5 Matching Annotations
  1. Dec 2022
    1. One dominant way that people think about poverty, both in scholarship and in publicdiscourse, is to focus on demographic characteristics. This explanation assumes thatthere is something wrong with poor people’s individual characteristics: that they aremore likely to be single parents, they are not working enough, they are too young, orthey are not well-educated. So, the way to attack poverty, from this perspective, wouldbe to reduce single-parenthood or reduce the number of people with low education. Thisexplanation concentrates on the individual characteristics of the poor people themselvesand how they are different from nonpoor people.The problem with this explanation is that it does not adequately explain thebig differences in poverty between countries. For example, think about the big fourindividual risks of poverty—single parenthood, becoming a head of household at anearly age, low- education, and unemployment. These are indisputably the four bigcharacteristics that predict your risk of poverty. If the demographic explanation iscorrect, then the United States should have very high levels of single-parenthood, youngheadship, low educational attainment, and unemployment. That would explain why wehave high poverty: We have a large number of people with those four characteristics.The reality, however, is that the United States is actually below average in these areascompared with other rich democracies.
    2. One of the most enduring poverty myths across the political and ideologicalspectrum is that if we were able to provide individuals with enough educationand skills, poverty could be eliminated.
    3. A final point regarding the myth of hard work and poverty is that this mythis particularly powerful because it implies a sense of justice and fairness. Thosewho do well in life through their hard work are seen as deserving, and thosewho do not do well in life through their lack of hard work are also seen as de-serving of their fate.14 There is something comforting about the idea that peopleget their just rewards. Unfortunately, neither the world nor poverty is fair. AsMichael Harrington wrote in his 1963 book, The Other America:The real explanation of why the poor are where they are is that they madethe mistake of being born to the wrong parents, in the wrong section of thecountry, in the wrong industry, or in the wrong racial or ethnic group. Oncethat mistake has been made, they could have been paragons of will and mo-rality, but most of them would never even have had a chance to get out ofthe other America.15
  2. Sep 2022
    1. sociologist Elijah Anderson’s memorable phrase, the “iconicghetto.”
    2. The underlying theme tyingthese myths together is that poverty is often perceived to be an issue of“them” rather than an issue of “us”—that those who experience povertyare viewed as strangers to mainstream America, falling outside accept-able behavior, and as such, are to be scorned and stigmatized.

      One of the underlying commonalities about the various myths of poverty is that we tend to "other" those that it effects. The "them" we stigmatize with the ills of poverty really look more like "us", and in fact, they are.

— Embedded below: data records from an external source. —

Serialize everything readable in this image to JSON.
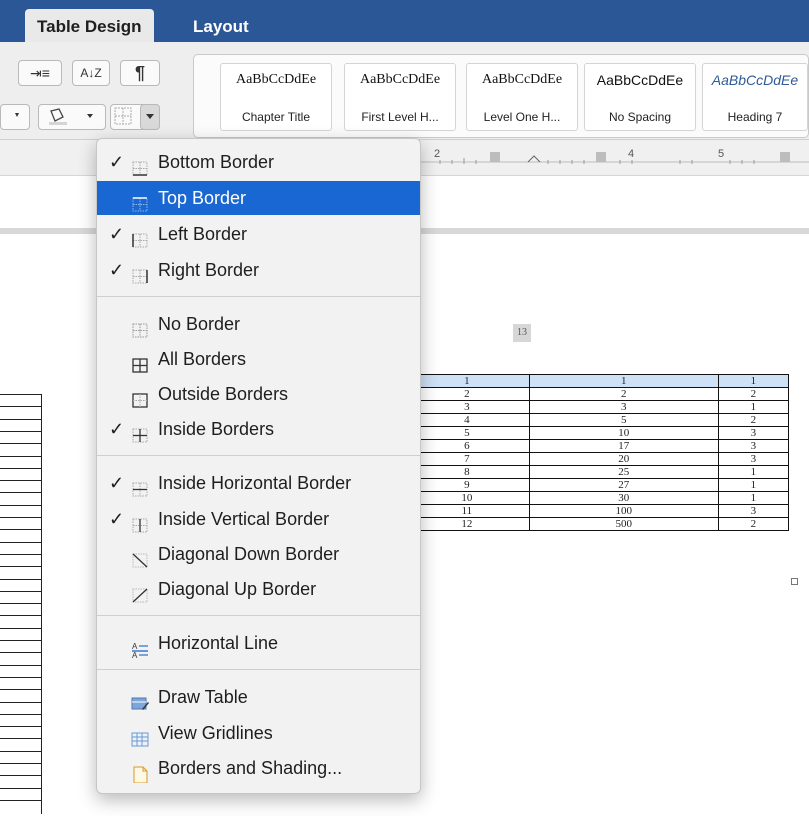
{
  "tabs": [
    {
      "label": "Table Design",
      "active": true
    },
    {
      "label": "Layout",
      "active": false
    }
  ],
  "ribbon": {
    "buttons": [
      "⇥≡",
      "A↓Z",
      "¶"
    ],
    "style_gallery": [
      {
        "preview": "AaBbCcDdEe",
        "name": "Chapter Title"
      },
      {
        "preview": "AaBbCcDdEe",
        "name": "First Level H..."
      },
      {
        "preview": "AaBbCcDdEe",
        "name": "Level One H..."
      },
      {
        "preview": "AaBbCcDdEe",
        "name": "No Spacing"
      },
      {
        "preview": "AaBbCcDdEe",
        "name": "Heading 7"
      }
    ]
  },
  "ruler": {
    "marks": [
      "2",
      "4",
      "5"
    ]
  },
  "document": {
    "page_number": "13",
    "table_rows": [
      [
        "1",
        "1",
        "1"
      ],
      [
        "2",
        "2",
        "2"
      ],
      [
        "3",
        "3",
        "1"
      ],
      [
        "4",
        "5",
        "2"
      ],
      [
        "5",
        "10",
        "3"
      ],
      [
        "6",
        "17",
        "3"
      ],
      [
        "7",
        "20",
        "3"
      ],
      [
        "8",
        "25",
        "1"
      ],
      [
        "9",
        "27",
        "1"
      ],
      [
        "10",
        "30",
        "1"
      ],
      [
        "11",
        "100",
        "3"
      ],
      [
        "12",
        "500",
        "2"
      ]
    ]
  },
  "menu": {
    "check_symbol": "✓",
    "highlight_color": "#1967d2",
    "items": [
      {
        "label": "Bottom Border",
        "checked": true,
        "icon": "bottom-border-icon"
      },
      {
        "label": "Top Border",
        "checked": false,
        "icon": "top-border-icon",
        "highlighted": true
      },
      {
        "label": "Left Border",
        "checked": true,
        "icon": "left-border-icon"
      },
      {
        "label": "Right Border",
        "checked": true,
        "icon": "right-border-icon"
      },
      {
        "label": "No Border",
        "checked": false,
        "icon": "no-border-icon"
      },
      {
        "label": "All Borders",
        "checked": false,
        "icon": "all-borders-icon"
      },
      {
        "label": "Outside Borders",
        "checked": false,
        "icon": "outside-borders-icon"
      },
      {
        "label": "Inside Borders",
        "checked": true,
        "icon": "inside-borders-icon"
      },
      {
        "label": "Inside Horizontal Border",
        "checked": true,
        "icon": "inside-horizontal-border-icon"
      },
      {
        "label": "Inside Vertical Border",
        "checked": true,
        "icon": "inside-vertical-border-icon"
      },
      {
        "label": "Diagonal Down Border",
        "checked": false,
        "icon": "diagonal-down-border-icon"
      },
      {
        "label": "Diagonal Up Border",
        "checked": false,
        "icon": "diagonal-up-border-icon"
      },
      {
        "label": "Horizontal Line",
        "checked": false,
        "icon": "horizontal-line-icon"
      },
      {
        "label": "Draw Table",
        "checked": false,
        "icon": "draw-table-icon"
      },
      {
        "label": "View Gridlines",
        "checked": false,
        "icon": "view-gridlines-icon"
      },
      {
        "label": "Borders and Shading...",
        "checked": false,
        "icon": "borders-and-shading-icon"
      }
    ]
  }
}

      Rather than victim shame and blame those in poverty, we ought to spend more of our time fixing the underlying disease instead of spending the time, effort, energy, and money on attempting to remedy the symptoms (eg. excessive policing, et al.) Not only is it more beneficial, but cheaper in the long run.

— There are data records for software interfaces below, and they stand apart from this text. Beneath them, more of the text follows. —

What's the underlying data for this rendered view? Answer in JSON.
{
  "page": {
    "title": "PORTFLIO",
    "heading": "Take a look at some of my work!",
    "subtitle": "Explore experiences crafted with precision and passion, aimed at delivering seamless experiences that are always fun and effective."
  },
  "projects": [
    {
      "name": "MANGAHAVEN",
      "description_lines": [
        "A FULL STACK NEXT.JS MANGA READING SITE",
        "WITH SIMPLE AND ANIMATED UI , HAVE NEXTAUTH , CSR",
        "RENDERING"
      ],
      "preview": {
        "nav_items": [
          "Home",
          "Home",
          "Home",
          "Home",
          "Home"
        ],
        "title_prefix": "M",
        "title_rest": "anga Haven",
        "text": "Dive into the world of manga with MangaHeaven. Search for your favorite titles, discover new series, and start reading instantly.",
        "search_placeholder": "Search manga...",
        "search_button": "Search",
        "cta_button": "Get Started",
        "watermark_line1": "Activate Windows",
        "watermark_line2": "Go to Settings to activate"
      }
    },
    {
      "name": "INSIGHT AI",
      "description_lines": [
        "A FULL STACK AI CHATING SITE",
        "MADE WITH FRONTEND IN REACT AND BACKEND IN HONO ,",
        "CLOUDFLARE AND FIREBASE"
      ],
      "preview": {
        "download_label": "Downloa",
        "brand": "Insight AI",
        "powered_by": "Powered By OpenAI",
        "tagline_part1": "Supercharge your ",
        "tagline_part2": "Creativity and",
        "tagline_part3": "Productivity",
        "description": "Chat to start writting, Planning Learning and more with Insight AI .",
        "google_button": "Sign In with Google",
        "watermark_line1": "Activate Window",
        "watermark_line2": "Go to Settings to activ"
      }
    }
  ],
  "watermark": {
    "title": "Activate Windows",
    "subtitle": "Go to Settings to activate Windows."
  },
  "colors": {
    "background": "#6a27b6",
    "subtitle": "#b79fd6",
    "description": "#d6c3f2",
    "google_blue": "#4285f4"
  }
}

      Related:<br /> Gladwell, Malcolm. “Million-Dollar Murray.” The New Yorker, February 5, 2006. https://www.newyorker.com/magazine/2006/02/13/million-dollar-murray (.pdf copy available at https://housingmatterssc.org/million-dollar-murray/)